Women are more sensitive to negative images, such as a snarling pit bull or a loaded gun, than men. Psychologist Ann Kring and doctoral student Marja Germans Gard used electrodes to measure the emotional reactions of male and female undergraduate students as they viewed a series of images chosen to elicit specific reactions: positive (couples kissing), negative (mutilated bodies), and neutral (a rolling pin). The researchers also measured the size of each student’s blink, or “startle response,” and found that women blinked harder than men when viewing negative images.
A report by researchers at Berkeley and Tulane University provides hard evidence against Joseph Kony, the selfproclaimed spiritual leader of the Lord’s Resistance Army in northern Uganda. Up to 38,000 children and 37,000 adults have been abducted and forced to serve in the army— sometimes mutilating and killing their own family members, says the report’s co-author Eric Stover, faculty director of Berkeley’s Human Rights Center. The researchers recommend community-based initiatives to educate former soldiers and give them job and leadership training.
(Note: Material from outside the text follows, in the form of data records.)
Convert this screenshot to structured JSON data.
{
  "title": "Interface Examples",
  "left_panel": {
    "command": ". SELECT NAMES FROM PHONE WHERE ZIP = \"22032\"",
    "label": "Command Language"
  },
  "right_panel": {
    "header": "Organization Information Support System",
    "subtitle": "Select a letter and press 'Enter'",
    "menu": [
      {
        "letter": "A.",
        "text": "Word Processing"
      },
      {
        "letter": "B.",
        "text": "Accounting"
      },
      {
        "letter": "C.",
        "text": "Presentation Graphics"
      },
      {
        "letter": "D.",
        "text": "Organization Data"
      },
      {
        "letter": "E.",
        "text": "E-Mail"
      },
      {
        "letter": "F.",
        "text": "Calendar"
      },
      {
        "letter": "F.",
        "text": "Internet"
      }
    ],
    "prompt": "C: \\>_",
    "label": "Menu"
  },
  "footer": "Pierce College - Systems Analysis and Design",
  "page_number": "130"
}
Alcohol is such an integral part of military tradition that preventing binge drinking among Navy personnel requires a “culture shift,” says Genevieve Ames, an adjunct professor of medical anthropology who researched the relationship between booze and the cruise. Her research identified nearly 30 percent of men in the Navy as alcohol abusers— almost double the number of women. Despite Navy policy forbidding coming to work with a hangover, those surveyed said that officer response to heavy drinking varies, with many taking a lenient view of drunken sailors.
Prolonged exposure to secondhand smoke is a risk factor for Alzheimer’s and other forms of dementia. Using data collected from nearly 4,000 people during a long-term cardiovascular health study, statistician Thaddeus Haight from the School of Public Health found that people aged 65 and older who had been exposed to secondhand smoke for 30 years or more were 30 percent more likely to develop dementia.
Nuclear power may have taken on a rosy hue as an antidote to carbon-emitting power sources, but Dan Kammen, Berkeley professor of energy and resources, and colleagues from Georgetown and Stanford universities have found it has unexpected costs. Poor plant operation, inefficient plant design, and security costs can make nuclear power more expensive than anticipated, although it is still “a good deal, if you think carbon is an issue,” says Kammen.
Chemist John Bielicki and his team at Lawrence Berkeley National Laboratory are trying to mimic the body’s creation of the “good cholesterol” molecule HDL. In a natural process, the HDL molecule clears away “bad cholesterol,” or LDL, in the arteries. If Bielicki et al. can jump-start this process, it can be used in people with atherosclerosis, to reduce plaque deposits in the arteries before the clogs become fatal.